Citation: Gamsby JJ, Pribish AM, Stevanovic KD, Yunus A and Gulick D (2017) Alcohol Intake Increases in Adolescent C57BL/6J Mice during Intermittent Cycles of Phase-Delayed, Long-Light Conditions. Front. Behav. Neurosci. 11:152. doi: 10.3389/fnbeh.2017.00152
Received: 06 March 2017; Accepted: 31 July 2017;
Published: 21 August 2017.
Edited by:Nuno Sousa, Instituto de Pesquisa em Ciências da Vida e da Saúde (ICVS), Portugal
Reviewed by:Eddy A. Van Der Zee, University of Groningen, Netherlands
Alan Rosenwasser, University of Maine, United States
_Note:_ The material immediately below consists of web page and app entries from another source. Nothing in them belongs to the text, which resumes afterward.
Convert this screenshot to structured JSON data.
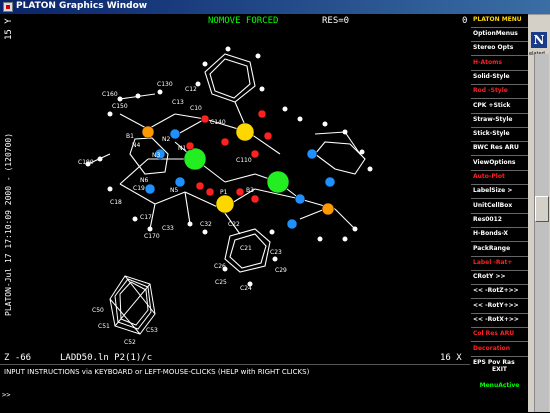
{
  "window": {
    "title": "PLATON Graphics Window"
  },
  "canvas": {
    "header_status": "NOMOVE FORCED",
    "res_label": "RES=0",
    "corner_top_right": "0",
    "left_vertical_text": "PLATON-Jul 17 17:10:09 2000 - (120700)",
    "top_left_vertical": "15 Y",
    "bottom_left": "Z -66",
    "bottom_center": "LADD50.ln P2(1)/c",
    "bottom_right": "16 X",
    "atom_labels": [
      "C160",
      "C150",
      "C130",
      "C12",
      "C13",
      "C10",
      "C14",
      "N4",
      "N1",
      "N2",
      "N3",
      "N5",
      "N6",
      "C190",
      "C19",
      "C18",
      "C140",
      "C110",
      "P1",
      "C160b",
      "B1",
      "B3",
      "C17",
      "C170",
      "C33",
      "C32",
      "C31",
      "C22",
      "C21",
      "C26",
      "C23",
      "C25",
      "C24",
      "C28",
      "C29",
      "C20",
      "C50",
      "C51",
      "C52",
      "C53"
    ]
  },
  "menu": {
    "title": "PLATON MENU",
    "items": [
      {
        "label": "OptionMenus",
        "color": "white"
      },
      {
        "label": "Stereo Opts",
        "color": "white"
      },
      {
        "label": "H-Atoms",
        "color": "red"
      },
      {
        "label": "Solid-Style",
        "color": "white",
        "bar": 0.3
      },
      {
        "label": "Rod -Style",
        "color": "red"
      },
      {
        "label": "CPK +Stick",
        "color": "white"
      },
      {
        "label": "Straw-Style",
        "color": "white"
      },
      {
        "label": "Stick-Style",
        "color": "white"
      },
      {
        "label": "BWC Res ARU",
        "color": "white"
      },
      {
        "label": "ViewOptions",
        "color": "white"
      },
      {
        "label": "Auto-Plot",
        "color": "red"
      },
      {
        "label": "LabelSize >",
        "color": "white",
        "bar": 0.35
      },
      {
        "label": "UnitCellBox",
        "color": "white"
      },
      {
        "label": "Res0012",
        "color": "white"
      },
      {
        "label": "H-Bonds-X",
        "color": "white"
      },
      {
        "label": "PackRange",
        "color": "white"
      },
      {
        "label": "Label -Rat+",
        "color": "red"
      },
      {
        "label": "CRotY >>",
        "color": "white",
        "bar": 0.2
      },
      {
        "label": "<< -RotZ+>>",
        "color": "white"
      },
      {
        "label": "<< -RotY+>>",
        "color": "white"
      },
      {
        "label": "<< -RotX+>>",
        "color": "white"
      },
      {
        "label": "Col Res ARU",
        "color": "red"
      },
      {
        "label": "Decoration",
        "color": "red"
      },
      {
        "label": "EPS Pov Ras",
        "color": "white"
      },
      {
        "label": "Reset   End",
        "color": "white"
      }
    ]
  },
  "exit": {
    "exit_label": "EXIT",
    "menu_active": "MenuActive"
  },
  "status": {
    "instructions": "INPUT INSTRUCTIONS via KEYBOARD or LEFT-MOUSE-CLICKS (HELP with RIGHT CLICKS)",
    "prompt": ">>"
  },
  "side": {
    "logo_letter": "N",
    "caption": "elated"
  },
  "colors": {
    "carbon": "#ffffff",
    "nitrogen": "#1e90ff",
    "oxygen": "#ff2020",
    "phosphorus": "#ffd700",
    "metal": "#22ee22",
    "boron": "#ff9900",
    "header": "#00ff00",
    "menu_title": "#ffd700"
  }
}
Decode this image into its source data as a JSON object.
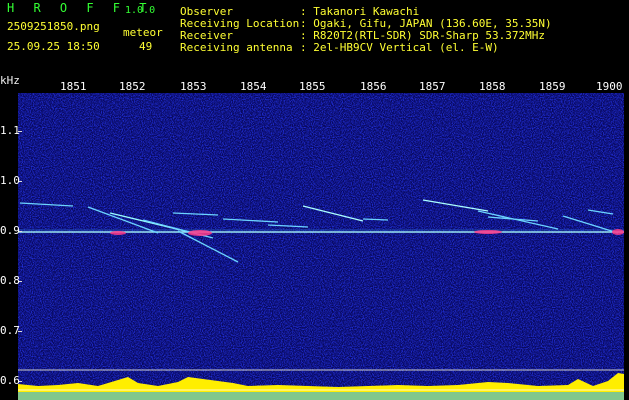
{
  "app": {
    "name": "H R O F F T",
    "version": "1.0.0"
  },
  "file": {
    "name": "2509251850.png",
    "timestamp": "25.09.25 18:50"
  },
  "meteor": {
    "label": "meteor",
    "count": "49"
  },
  "station": [
    {
      "label": "Observer",
      "value": ": Takanori Kawachi"
    },
    {
      "label": "Receiving Location",
      "value": ": Ogaki, Gifu, JAPAN (136.60E, 35.35N)"
    },
    {
      "label": "Receiver",
      "value": ": R820T2(RTL-SDR) SDR-Sharp 53.372MHz"
    },
    {
      "label": "Receiving antenna",
      "value": ": 2el-HB9CV Vertical (el. E-W)"
    }
  ],
  "axis": {
    "unit": "kHz",
    "time_ticks": [
      "1851",
      "1852",
      "1853",
      "1854",
      "1855",
      "1856",
      "1857",
      "1858",
      "1859",
      "1900"
    ],
    "freq_ticks": [
      "1.1",
      "1.0",
      "0.9",
      "0.8",
      "0.7",
      "0.6"
    ]
  },
  "colors": {
    "text": "#f2f2f2",
    "brand": "#ffff33",
    "accent": "#33ff33",
    "background": "#000000",
    "noise": "#0a0a6e",
    "carrier": "#aaffff",
    "level": "#ffee00"
  }
}
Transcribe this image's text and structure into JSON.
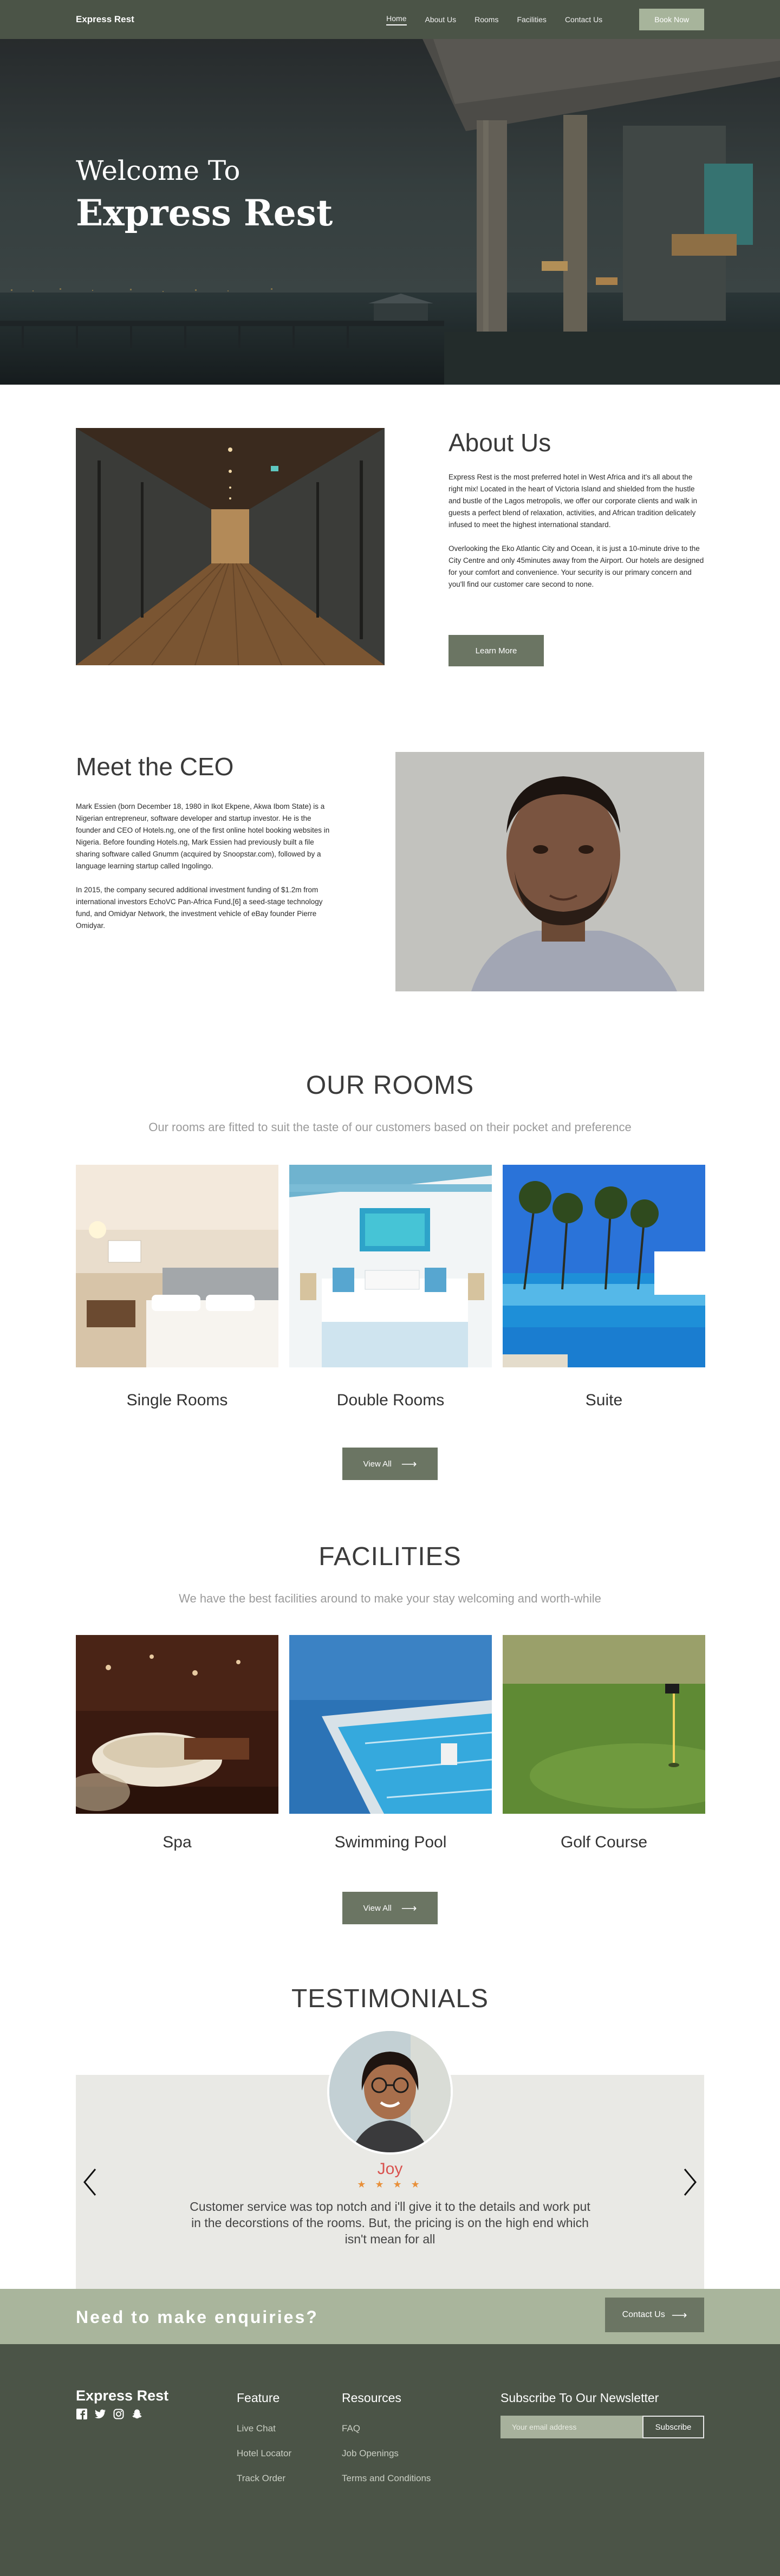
{
  "nav": {
    "brand": "Express Rest",
    "links": [
      "Home",
      "About Us",
      "Rooms",
      "Facilities",
      "Contact Us"
    ],
    "book_label": "Book Now"
  },
  "hero": {
    "line1": "Welcome To",
    "line2": "Express Rest"
  },
  "about": {
    "title": "About Us",
    "paragraphs": [
      "Express Rest is the most preferred hotel in West Africa and it's all about the right mix! Located in the heart of Victoria Island and shielded from the hustle and bustle of the Lagos metropolis, we offer our corporate clients and walk in guests a perfect blend of relaxation, activities, and African tradition delicately infused to meet the highest international standard.",
      "Overlooking the Eko Atlantic City and Ocean, it is just a 10-minute drive to the City Centre and only 45minutes away from the Airport. Our hotels are designed for your comfort and convenience. Your security is our primary concern and you'll find our customer care second to none."
    ],
    "button": "Learn More"
  },
  "ceo": {
    "title": "Meet the CEO",
    "paragraphs": [
      "Mark Essien (born December 18, 1980 in Ikot Ekpene, Akwa Ibom State) is a Nigerian entrepreneur, software developer and startup investor. He is the founder and CEO of Hotels.ng, one of the first online hotel booking websites in Nigeria. Before founding Hotels.ng, Mark Essien had previously built a file sharing software called Gnumm (acquired by Snoopstar.com), followed by a language learning startup called Ingolingo.",
      "In 2015, the company secured additional investment funding of $1.2m from international investors EchoVC Pan-Africa Fund,[6] a seed-stage technology fund, and Omidyar Network, the investment vehicle of eBay founder Pierre Omidyar."
    ]
  },
  "rooms": {
    "title": "OUR ROOMS",
    "subtitle": "Our rooms are fitted to suit the taste of our customers based on their pocket and preference",
    "items": [
      "Single Rooms",
      "Double Rooms",
      "Suite"
    ],
    "button": "View All"
  },
  "facilities": {
    "title": "FACILITIES",
    "subtitle": "We have the best facilities around to make your stay welcoming and worth-while",
    "items": [
      "Spa",
      "Swimming Pool",
      "Golf Course"
    ],
    "button": "View All"
  },
  "testimonials": {
    "title": "TESTIMONIALS",
    "name": "Joy",
    "stars": "★ ★ ★ ★",
    "quote": "Customer service was top notch and i'll give it to the details and work put in the decorstions of the rooms. But, the pricing is on the high end which isn't mean for all"
  },
  "enquiry": {
    "text": "Need to make enquiries?",
    "button": "Contact Us"
  },
  "footer": {
    "brand": "Express Rest",
    "feature_title": "Feature",
    "feature_links": [
      "Live Chat",
      "Hotel Locator",
      "Track Order"
    ],
    "resources_title": "Resources",
    "resources_links": [
      "FAQ",
      "Job Openings",
      "Terms and Conditions"
    ],
    "newsletter_title": "Subscribe To Our Newsletter",
    "email_placeholder": "Your email address",
    "subscribe": "Subscribe",
    "social_icons": [
      "facebook-icon",
      "twitter-icon",
      "instagram-icon",
      "snapchat-icon"
    ]
  },
  "colors": {
    "nav_bg": "#4b5447",
    "accent": "#a7b49b",
    "button": "#6b7563",
    "star": "#e8903a",
    "name": "#d9534f"
  }
}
Copyright © 2017 Gamsby, Pribish, Stevanovic, Yunus and Gulick. This is an open-access article distributed under the terms of the Creative Commons Attribution License (CC BY). The use, distribution or reproduction in other forums is permitted, provided the original author(s) or licensor are credited and that the original publication in this journal is cited, in accordance with accepted academic practice. No use, distribution or reproduction is permitted which does not comply with these terms.
*Correspondence: Danielle Gulick, firstname.lastname@example.org